Right of Non-Citizens to Vote in San Francisco School Board elections, Proposition D (November 2010)
If approved, the measure will allow parents and legal guardians of students in the San Francisco Unified School District to cast ballots in school board elections, regardless of their immigration status.
It is estimated that the cost of administering an election involving non-citizens would be about $150,000. John Arntz, the director of the city's election department, had originally estimated that the cost would be $800,000. However, the $800,000 estimate was the estimate for holding the school board election on a day separate from the city's general election. The $150,000 estimate is how much it would cost to administer non-resident voting, if the non-resident voting takes place on a regular election day.
Proposition F in 2004
A similar measure, Proposition F, was on the November 2, 2004 ballot in San Francisco, where it was narrowly (51-49%) defeated.
The ballot question in 2004 was, "May San Francisco residents who are 18 or older vote in School Board elections, whether or not the resident is a United States citizen, if the resident is a parent, guardian or care-giver of a child in the School District?"
The question on the ballot:
|Proposition D: Shall the City allow non-citizen residents of San Francisco who are 18 years of age or older and have children living in the San Francisco Unified School District to vote for members of the Board of Education?|
- San Francisco Voter Information Pamphlet
- Text of ballot measure
- Text of Proposition F from 2004
- List of local San Francisco ballot measures on the November 2, 2010 ballot
- San Francisco Chronicle, "One more try to let non-citizens vote in school elections", July 20, 2010
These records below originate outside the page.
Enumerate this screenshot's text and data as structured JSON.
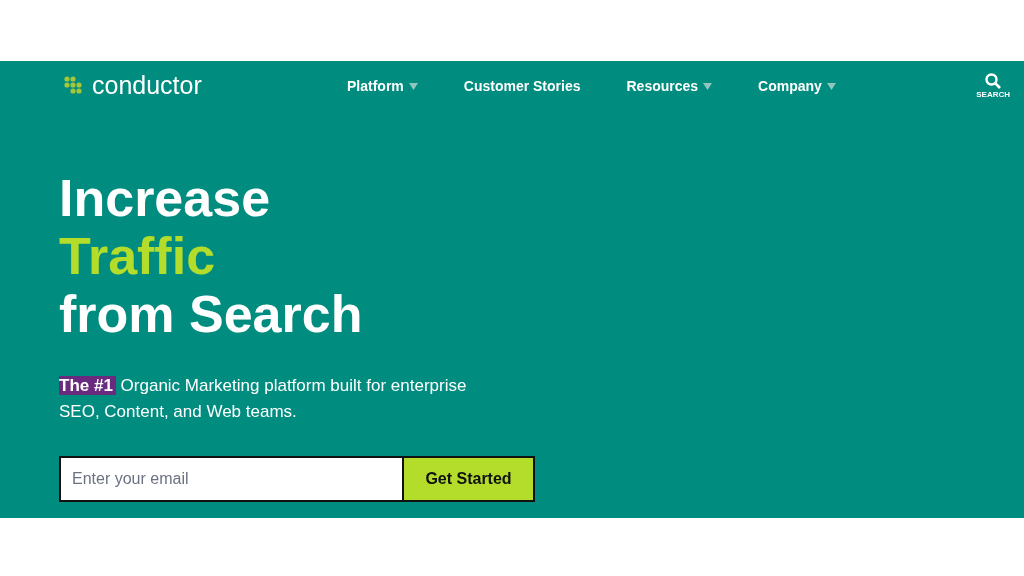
{
  "header": {
    "logo": "conductor",
    "nav": [
      {
        "label": "Platform",
        "dropdown": true
      },
      {
        "label": "Customer Stories",
        "dropdown": false
      },
      {
        "label": "Resources",
        "dropdown": true
      },
      {
        "label": "Company",
        "dropdown": true
      }
    ],
    "search_label": "SEARCH"
  },
  "hero": {
    "headline": [
      {
        "text": "Increase",
        "accent": false
      },
      {
        "text": "Traffic",
        "accent": true
      },
      {
        "text": "from Search",
        "accent": false
      }
    ],
    "tagline": {
      "highlight": "The #1",
      "text": "Organic Marketing platform built for enterprise SEO, Content, and Web teams."
    },
    "email": {
      "placeholder": "Enter your email"
    },
    "cta": "Get Started"
  }
}
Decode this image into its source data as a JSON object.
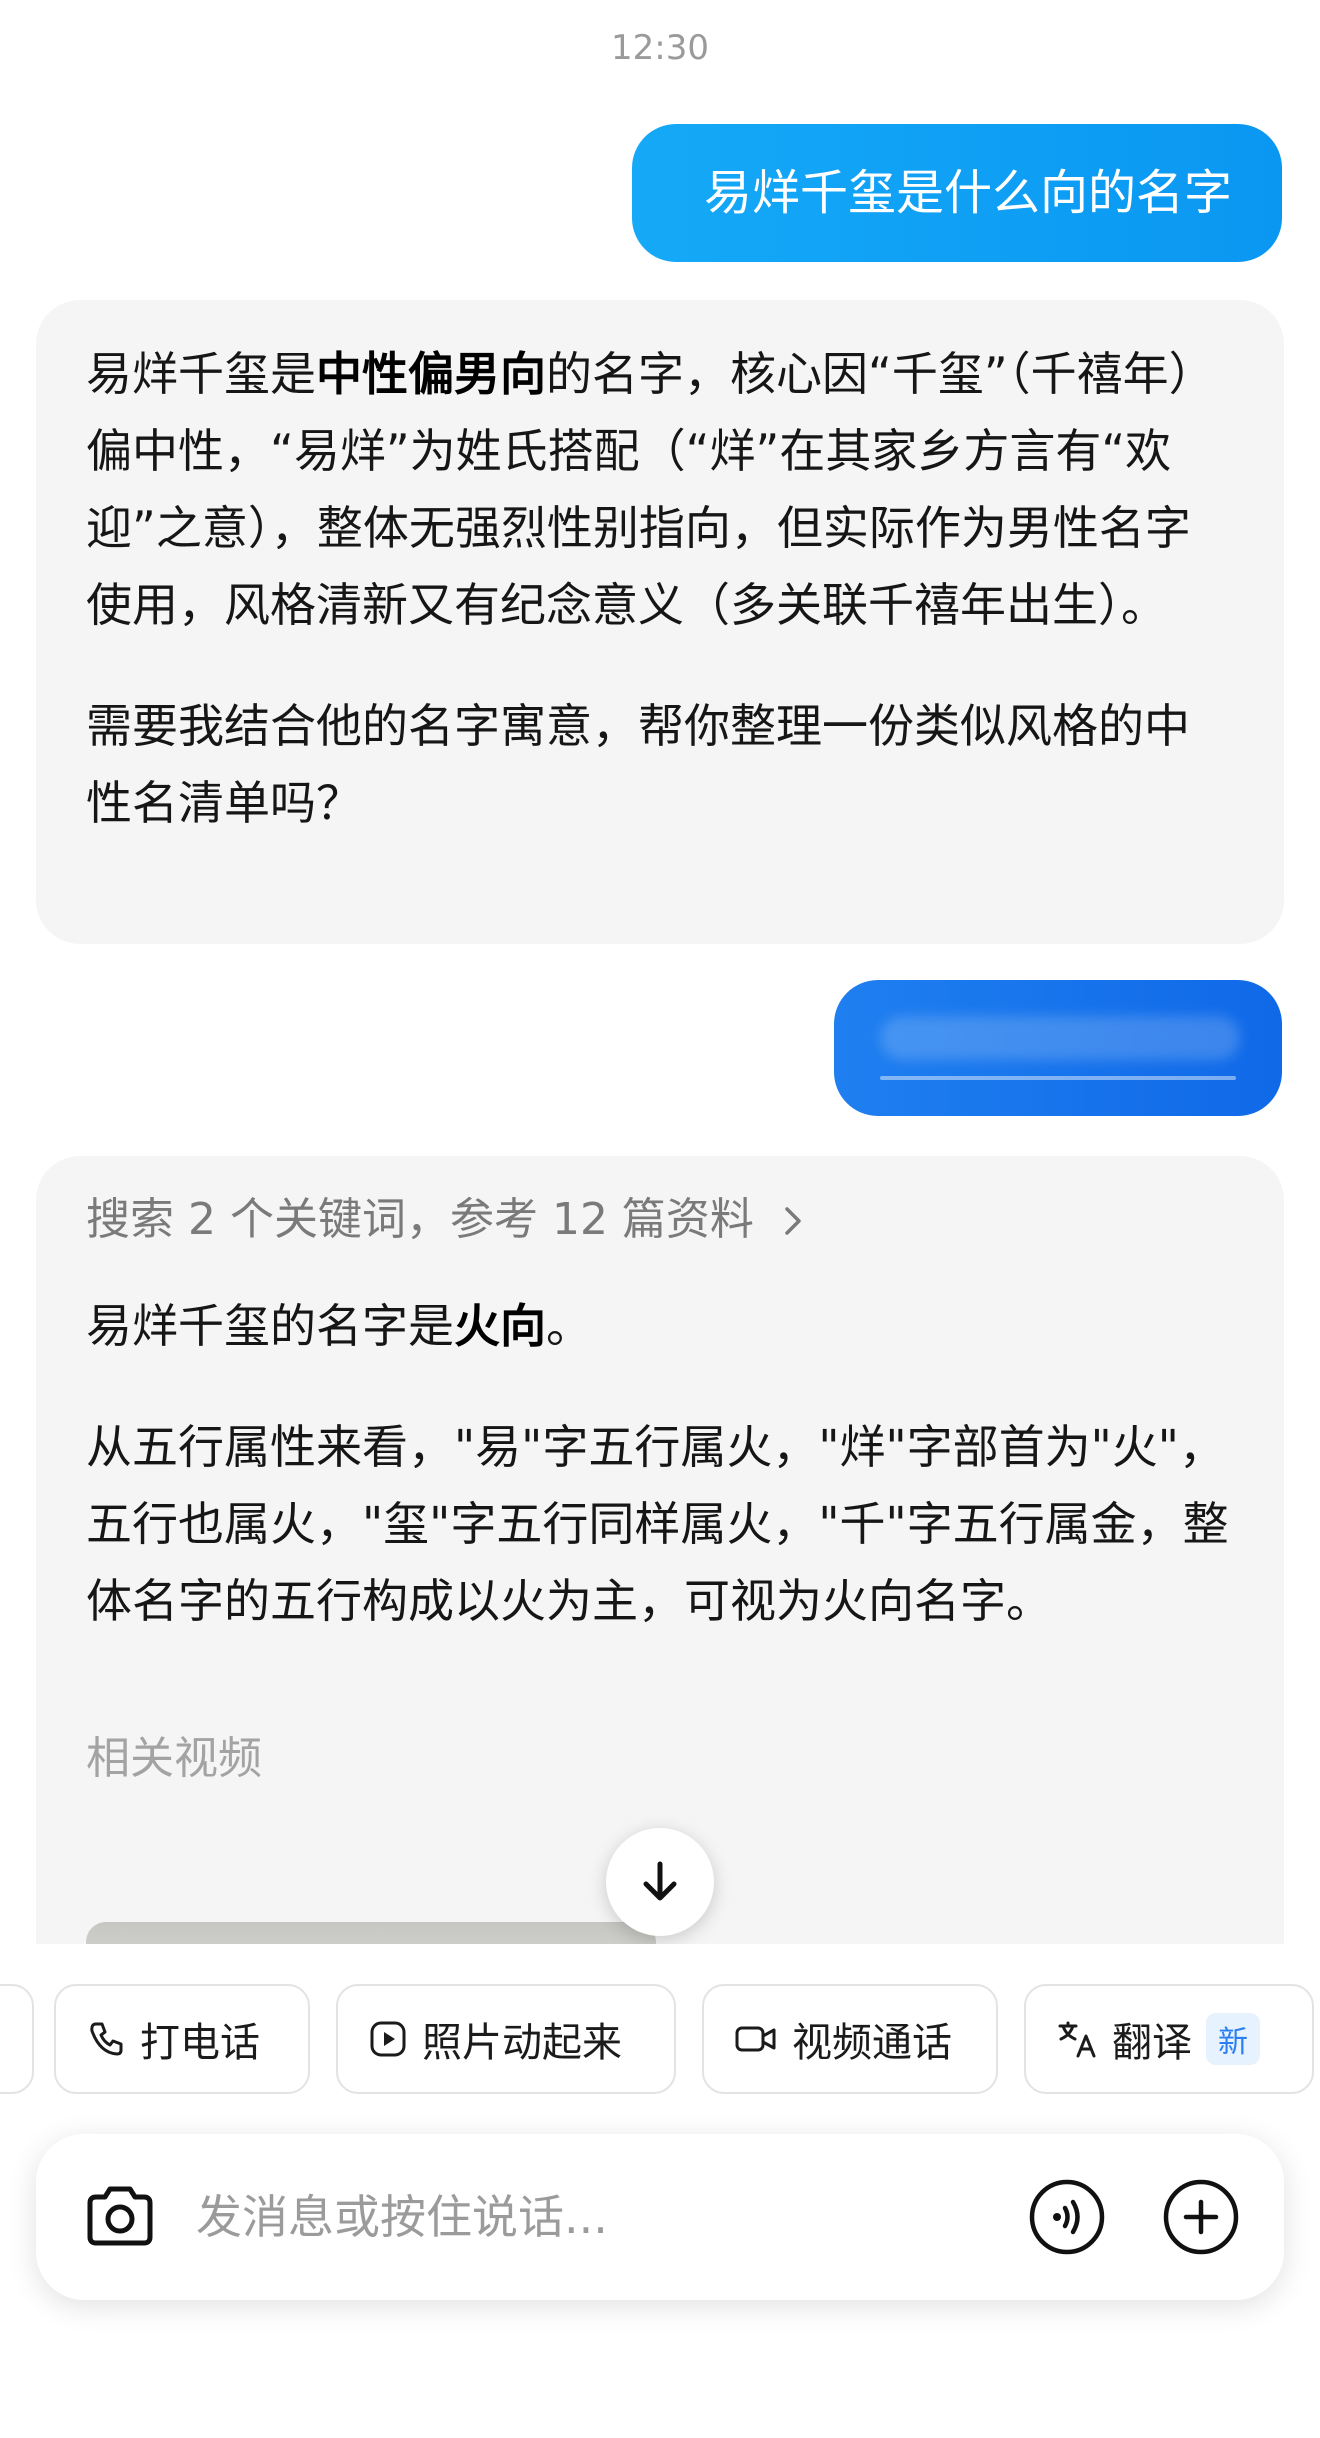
{
  "status": {
    "time": "12:30"
  },
  "messages": {
    "user_1": "易烊千玺是什么向的名字",
    "ai_1": {
      "p1_before": "易烊千玺是",
      "p1_bold": "中性偏男向",
      "p1_after": "的名字，核心因“千玺”（千禧年）偏中性，“易烊”为姓氏搭配（“烊”在其家乡方言有“欢迎”之意），整体无强烈性别指向，但实际作为男性名字使用，风格清新又有纪念意义（多关联千禧年出生）。",
      "p2": "需要我结合他的名字寓意，帮你整理一份类似风格的中性名清单吗？"
    },
    "user_2": "",
    "ai_2": {
      "search_summary": "搜索 2 个关键词，参考 12 篇资料",
      "p1_before": "易烊千玺的名字是",
      "p1_bold": "火向",
      "p1_after": "。",
      "p2": "从五行属性来看，\"易\"字五行属火，\"烊\"字部首为\"火\"，五行也属火，\"玺\"字五行同样属火，\"千\"字五行属金，整体名字的五行构成以火为主，可视为火向名字。",
      "related_label": "相关视频"
    }
  },
  "quick_actions": {
    "call": "打电话",
    "photo_animate": "照片动起来",
    "video_call": "视频通话",
    "translate": "翻译",
    "translate_badge": "新"
  },
  "input": {
    "placeholder": "发消息或按住说话..."
  },
  "icons": [
    "chevron-right-icon",
    "arrow-down-icon",
    "phone-icon",
    "play-square-icon",
    "video-camera-icon",
    "translate-icon",
    "camera-icon",
    "voice-wave-icon",
    "plus-circle-icon"
  ],
  "colors": {
    "user_bubble": "#0A97F2",
    "ai_bubble": "#F5F5F5",
    "badge_text": "#2B7EF2"
  }
}
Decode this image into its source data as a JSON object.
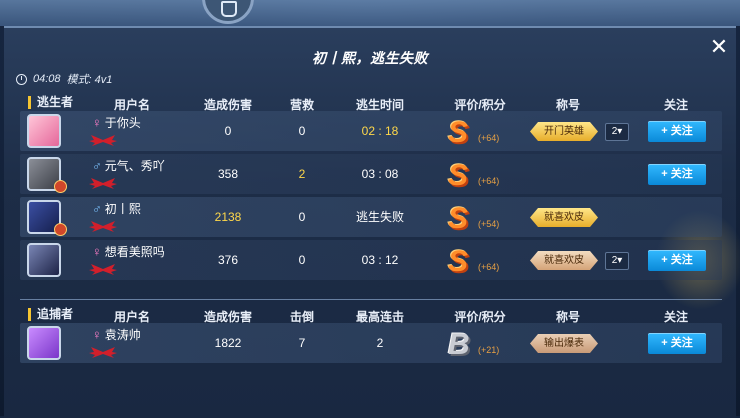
{
  "header": {
    "title": "初丨熙，逃生失败",
    "title_decor": "༺初丨熙༻",
    "time": "04:08",
    "mode": "模式: 4v1",
    "close_icon": "close-icon"
  },
  "survivors": {
    "role_label": "逃生者",
    "columns": [
      "用户名",
      "造成伤害",
      "营救",
      "逃生时间",
      "评价/积分",
      "称号",
      "关注"
    ],
    "rows": [
      {
        "sex": "♀",
        "name": "于你头",
        "damage": "0",
        "rescue": "0",
        "time": "02 : 18",
        "time_highlight": true,
        "grade": "S",
        "score": "(+64)",
        "title": "开门英雄",
        "title_style": "gold",
        "rank": "2",
        "has_follow": true
      },
      {
        "sex": "♂",
        "name": "元气、秀吖",
        "damage": "358",
        "rescue": "2",
        "rescue_highlight": true,
        "time": "03 : 08",
        "grade": "S",
        "score": "(+64)",
        "title": "",
        "has_follow": true
      },
      {
        "sex": "♂",
        "name": "初丨熙",
        "damage": "2138",
        "damage_highlight": true,
        "rescue": "0",
        "time": "逃生失败",
        "grade": "S",
        "score": "(+54)",
        "title": "就喜欢皮",
        "title_style": "gold",
        "has_follow": false
      },
      {
        "sex": "♀",
        "name": "想看美照吗",
        "damage": "376",
        "rescue": "0",
        "time": "03 : 12",
        "grade": "S",
        "score": "(+64)",
        "title": "就喜欢皮",
        "title_style": "pale",
        "rank": "2",
        "has_follow": true
      }
    ]
  },
  "hunters": {
    "role_label": "追捕者",
    "columns": [
      "用户名",
      "造成伤害",
      "击倒",
      "最高连击",
      "评价/积分",
      "称号",
      "关注"
    ],
    "rows": [
      {
        "sex": "♀",
        "name": "袁涛帅",
        "damage": "1822",
        "knockdowns": "7",
        "combo": "2",
        "grade": "B",
        "score": "(+21)",
        "title": "输出爆表",
        "title_style": "gray",
        "has_follow": true
      }
    ]
  },
  "follow_label": "+ 关注",
  "colors": {
    "accent": "#1aa2f0",
    "highlight": "#ffd84a",
    "grade_s": "#ff8d2a",
    "grade_b": "#c9ccd3",
    "role_bar": "#f5c531"
  }
}
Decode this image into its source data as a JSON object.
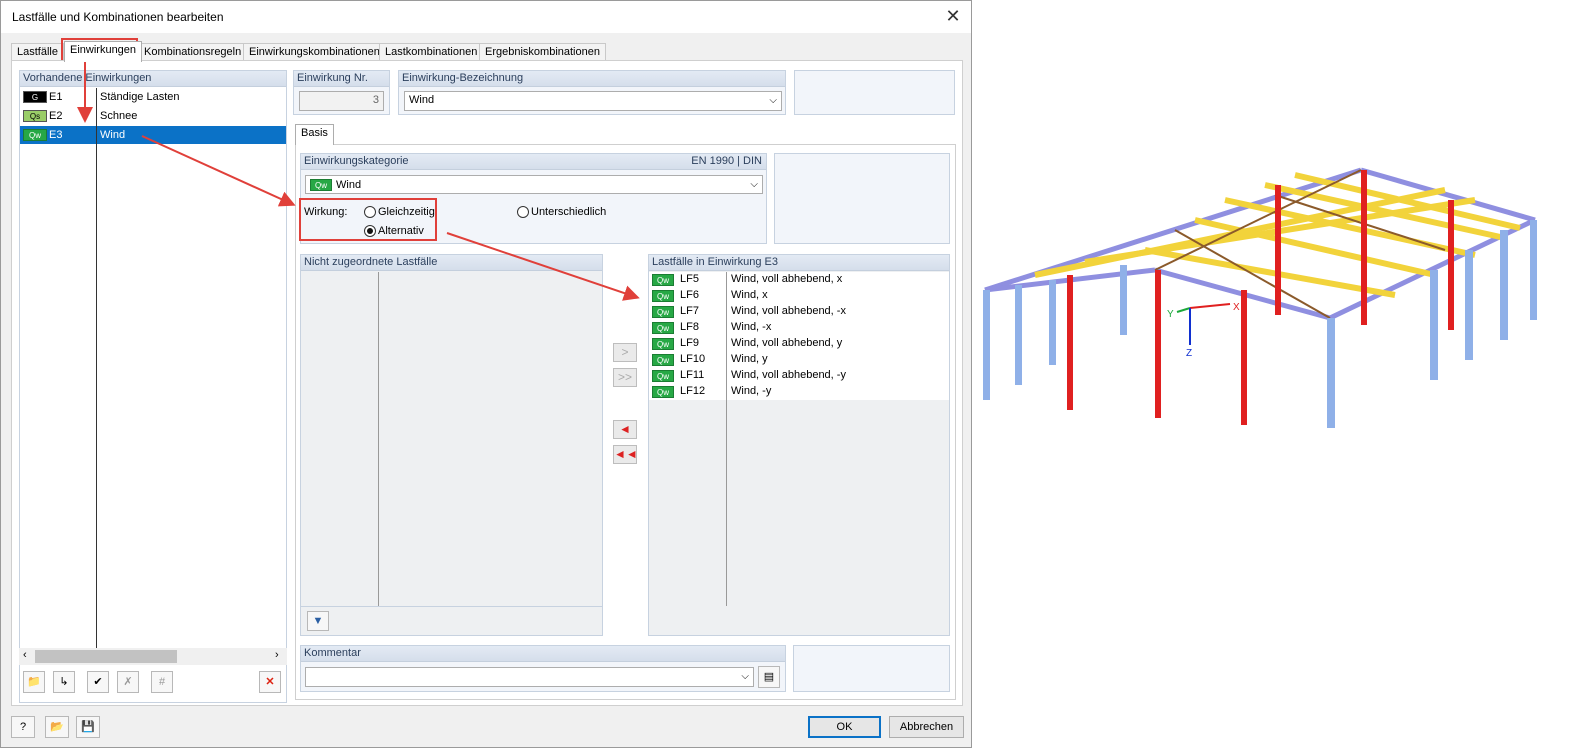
{
  "window": {
    "title": "Lastfälle und Kombinationen bearbeiten",
    "close_icon": "close-icon"
  },
  "tabs": [
    {
      "label": "Lastfälle"
    },
    {
      "label": "Einwirkungen"
    },
    {
      "label": "Kombinationsregeln"
    },
    {
      "label": "Einwirkungskombinationen"
    },
    {
      "label": "Lastkombinationen"
    },
    {
      "label": "Ergebniskombinationen"
    }
  ],
  "actions_list": {
    "header": "Vorhandene Einwirkungen",
    "items": [
      {
        "tag": "G",
        "id": "E1",
        "name": "Ständige Lasten"
      },
      {
        "tag": "Qs",
        "id": "E2",
        "name": "Schnee"
      },
      {
        "tag": "Qw",
        "id": "E3",
        "name": "Wind"
      }
    ]
  },
  "action_no": {
    "label": "Einwirkung Nr.",
    "value": "3"
  },
  "action_name": {
    "label": "Einwirkung-Bezeichnung",
    "value": "Wind"
  },
  "inner_tab": "Basis",
  "category": {
    "label": "Einwirkungskategorie",
    "norm": "EN 1990 | DIN",
    "tag": "Qw",
    "value": "Wind"
  },
  "effect": {
    "label": "Wirkung:",
    "options": [
      "Gleichzeitig",
      "Alternativ",
      "Unterschiedlich"
    ],
    "selected": "Alternativ"
  },
  "unassigned": {
    "header": "Nicht zugeordnete Lastfälle"
  },
  "assigned": {
    "header": "Lastfälle in Einwirkung E3",
    "items": [
      {
        "tag": "Qw",
        "id": "LF5",
        "name": "Wind, voll abhebend, x"
      },
      {
        "tag": "Qw",
        "id": "LF6",
        "name": "Wind, x"
      },
      {
        "tag": "Qw",
        "id": "LF7",
        "name": "Wind, voll abhebend, -x"
      },
      {
        "tag": "Qw",
        "id": "LF8",
        "name": "Wind, -x"
      },
      {
        "tag": "Qw",
        "id": "LF9",
        "name": "Wind, voll abhebend, y"
      },
      {
        "tag": "Qw",
        "id": "LF10",
        "name": "Wind, y"
      },
      {
        "tag": "Qw",
        "id": "LF11",
        "name": "Wind, voll abhebend, -y"
      },
      {
        "tag": "Qw",
        "id": "LF12",
        "name": "Wind, -y"
      }
    ]
  },
  "transfer_buttons": {
    "add": ">",
    "add_all": ">>",
    "remove": "◄",
    "remove_all": "◄◄"
  },
  "comment": {
    "label": "Kommentar",
    "value": ""
  },
  "footer": {
    "ok": "OK",
    "cancel": "Abbrechen"
  },
  "model_axes": {
    "x": "X",
    "y": "Y",
    "z": "Z"
  },
  "colors": {
    "selection": "#0b72c7",
    "highlight": "#e0403a",
    "qw_tag": "#27a845",
    "beam_yellow": "#f2d33b",
    "column_blue": "#8fb0e8",
    "column_red": "#e02020"
  }
}
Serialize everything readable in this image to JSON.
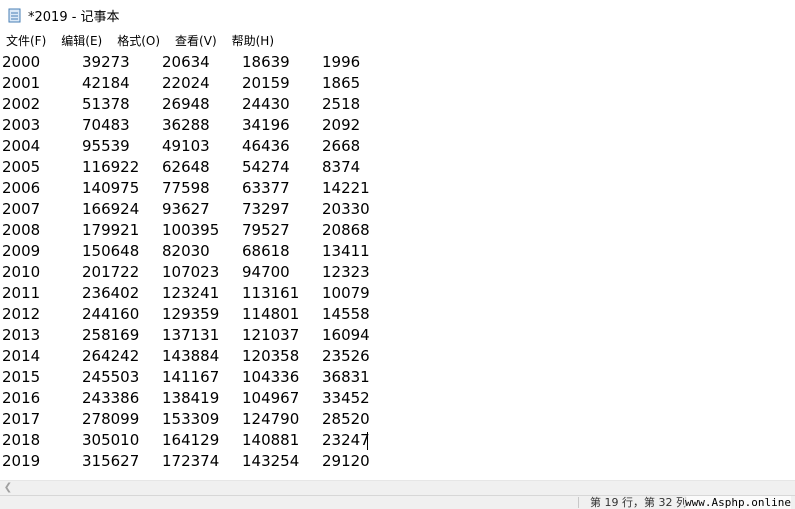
{
  "window": {
    "title": "*2019 - 记事本"
  },
  "menu": {
    "items": [
      "文件(F)",
      "编辑(E)",
      "格式(O)",
      "查看(V)",
      "帮助(H)"
    ]
  },
  "editor": {
    "rows": [
      [
        "2000",
        "39273",
        "20634",
        "18639",
        "1996"
      ],
      [
        "2001",
        "42184",
        "22024",
        "20159",
        "1865"
      ],
      [
        "2002",
        "51378",
        "26948",
        "24430",
        "2518"
      ],
      [
        "2003",
        "70483",
        "36288",
        "34196",
        "2092"
      ],
      [
        "2004",
        "95539",
        "49103",
        "46436",
        "2668"
      ],
      [
        "2005",
        "116922",
        "62648",
        "54274",
        "8374"
      ],
      [
        "2006",
        "140975",
        "77598",
        "63377",
        "14221"
      ],
      [
        "2007",
        "166924",
        "93627",
        "73297",
        "20330"
      ],
      [
        "2008",
        "179921",
        "100395",
        "79527",
        "20868"
      ],
      [
        "2009",
        "150648",
        "82030",
        "68618",
        "13411"
      ],
      [
        "2010",
        "201722",
        "107023",
        "94700",
        "12323"
      ],
      [
        "2011",
        "236402",
        "123241",
        "113161",
        "10079"
      ],
      [
        "2012",
        "244160",
        "129359",
        "114801",
        "14558"
      ],
      [
        "2013",
        "258169",
        "137131",
        "121037",
        "16094"
      ],
      [
        "2014",
        "264242",
        "143884",
        "120358",
        "23526"
      ],
      [
        "2015",
        "245503",
        "141167",
        "104336",
        "36831"
      ],
      [
        "2016",
        "243386",
        "138419",
        "104967",
        "33452"
      ],
      [
        "2017",
        "278099",
        "153309",
        "124790",
        "28520"
      ],
      [
        "2018",
        "305010",
        "164129",
        "140881",
        "23247"
      ],
      [
        "2019",
        "315627",
        "172374",
        "143254",
        "29120"
      ]
    ]
  },
  "statusbar": {
    "position": "第 19 行，第 32 列",
    "watermark": "www.Asphp.online"
  }
}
- Note: This text is quoted verbatim from the original source. Any inconsistencies are attributed to the original source.